Several years ago in the socialist paradise of Venezuela the government announced they were going to implement stricter gun control to curb crime:
Caracas, Venezuela, July 2, 2006–The Venezuelan Ministry of Justice announced the creation of a new firearms control plan on Wednesday, in an attempt to decrease excessive violence in Venezuela. The plan will be presented to Venezuelan President Hugo Chavez in two weeks, and could begin to be implemented by the end of July.
According to official statistics, in the past three years there have been 11,643 (2003), 9,719 (2004), and 9,412 (2005) homicides, which is high, considering that Venezuela has a population of 27 Million people. The murder rate in Venezuela in 2005 was six times higher than in the United States.
So how has that plan been working out? Not so well:
The Venezuela Violence Observatory says at least 19,336 people have been killed this year, an average of 53 a day.

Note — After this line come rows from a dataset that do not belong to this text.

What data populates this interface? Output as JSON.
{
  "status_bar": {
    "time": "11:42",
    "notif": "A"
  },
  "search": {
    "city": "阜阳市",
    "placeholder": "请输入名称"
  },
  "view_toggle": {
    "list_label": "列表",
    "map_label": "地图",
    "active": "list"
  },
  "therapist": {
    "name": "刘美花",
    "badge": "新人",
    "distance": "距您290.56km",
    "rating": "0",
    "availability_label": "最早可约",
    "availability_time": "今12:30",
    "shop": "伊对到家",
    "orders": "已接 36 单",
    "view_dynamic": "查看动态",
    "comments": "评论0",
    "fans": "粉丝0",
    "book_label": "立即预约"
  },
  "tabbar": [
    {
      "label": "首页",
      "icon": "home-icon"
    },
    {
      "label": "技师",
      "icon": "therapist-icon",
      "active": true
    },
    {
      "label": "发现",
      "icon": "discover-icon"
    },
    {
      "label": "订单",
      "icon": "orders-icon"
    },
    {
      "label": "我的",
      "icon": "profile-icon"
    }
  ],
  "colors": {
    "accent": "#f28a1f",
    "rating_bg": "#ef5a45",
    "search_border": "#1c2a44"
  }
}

The figures suggest Venezuela’s murder rate is the highest in South America and four times that of Mexico.
While I love irony as much as the next person I wish people didn’t have to die in order to make a point. Gun control doesn’t work and it never will work. Six years after establishing stricter gun control laws to curb the country’s crime rate Venezuela leads South America in murder rates, even surpassing the drug cartel stricken state of Mexico.
The group did not give an overall reason for the rising violence, but said the problem was fuelled by impunity, with the great majority of killings going unpunished.
A high level of gun ownership is also a factor.
Emphasis mine. If a high level of gun ownership is a factor shouldn’t the murder rate have dropped after stricter gun control laws were implemented in 2006? The first linked story put the murder rates of Venezuela at 11,643 in 2003, 9,719 in 2004, and 9,412 in 2005. In 2011 there were 19,336 murders, an increase of roughly 10,000. If gun ownership rates were a contributing factor than the murder rate should be staying relatively steady or decreasing since stricter gun control laws were implemented. Instead they have more than doubled since 2005.